(Records for this exercise):
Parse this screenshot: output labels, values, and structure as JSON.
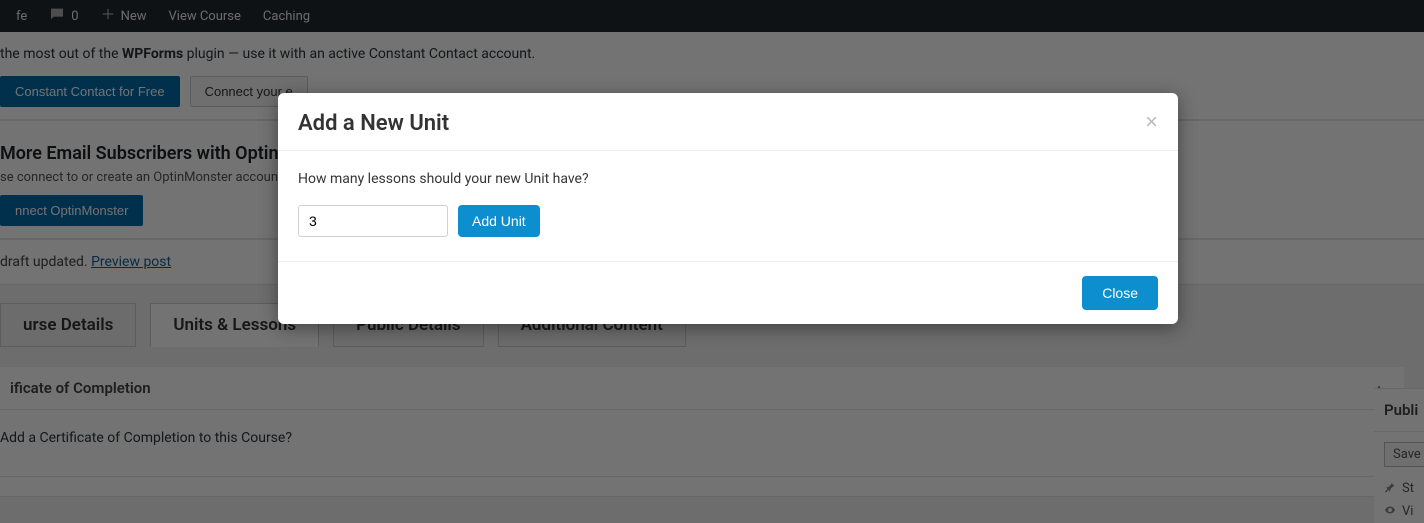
{
  "adminbar": {
    "site_label_partial": "fe",
    "comments_count": "0",
    "new_label": "New",
    "view_course_label": "View Course",
    "caching_label": "Caching"
  },
  "notice_wpforms": {
    "text_prefix": "the most out of the ",
    "plugin_name": "WPForms",
    "text_suffix": " plugin — use it with an active Constant Contact account.",
    "btn_try": "Constant Contact for Free",
    "btn_connect_partial": "Connect your e"
  },
  "notice_optin": {
    "heading": "More Email Subscribers with OptinM",
    "subtext": "se connect to or create an OptinMonster accoun",
    "btn_connect": "nnect OptinMonster"
  },
  "notice_draft": {
    "text": "draft updated. ",
    "preview_label": "Preview post"
  },
  "tabs": {
    "course_details": "urse Details",
    "units_lessons": "Units & Lessons",
    "public_details": "Public Details",
    "additional_content": "Additional Content"
  },
  "panel_cert": {
    "title": "ificate of Completion",
    "question": "Add a Certificate of Completion to this Course?"
  },
  "publish_box": {
    "title": "Publi",
    "save_btn": "Save",
    "status_label": "St",
    "visibility_label": "Vi"
  },
  "modal": {
    "title": "Add a New Unit",
    "close_x": "×",
    "question": "How many lessons should your new Unit have?",
    "input_value": "3",
    "add_btn": "Add Unit",
    "close_btn": "Close"
  }
}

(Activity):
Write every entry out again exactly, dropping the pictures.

(The answer):
Parse this screenshot: output labels, values, and structure as JSON.
{
  "adminbar": {
    "site_label_partial": "fe",
    "comments_count": "0",
    "new_label": "New",
    "view_course_label": "View Course",
    "caching_label": "Caching"
  },
  "notice_wpforms": {
    "text_prefix": "the most out of the ",
    "plugin_name": "WPForms",
    "text_suffix": " plugin — use it with an active Constant Contact account.",
    "btn_try": "Constant Contact for Free",
    "btn_connect_partial": "Connect your e"
  },
  "notice_optin": {
    "heading": "More Email Subscribers with OptinM",
    "subtext": "se connect to or create an OptinMonster accoun",
    "btn_connect": "nnect OptinMonster"
  },
  "notice_draft": {
    "text": "draft updated. ",
    "preview_label": "Preview post"
  },
  "tabs": {
    "course_details": "urse Details",
    "units_lessons": "Units & Lessons",
    "public_details": "Public Details",
    "additional_content": "Additional Content"
  },
  "panel_cert": {
    "title": "ificate of Completion",
    "question": "Add a Certificate of Completion to this Course?"
  },
  "publish_box": {
    "title": "Publi",
    "save_btn": "Save",
    "status_label": "St",
    "visibility_label": "Vi"
  },
  "modal": {
    "title": "Add a New Unit",
    "close_x": "×",
    "question": "How many lessons should your new Unit have?",
    "input_value": "3",
    "add_btn": "Add Unit",
    "close_btn": "Close"
  }
}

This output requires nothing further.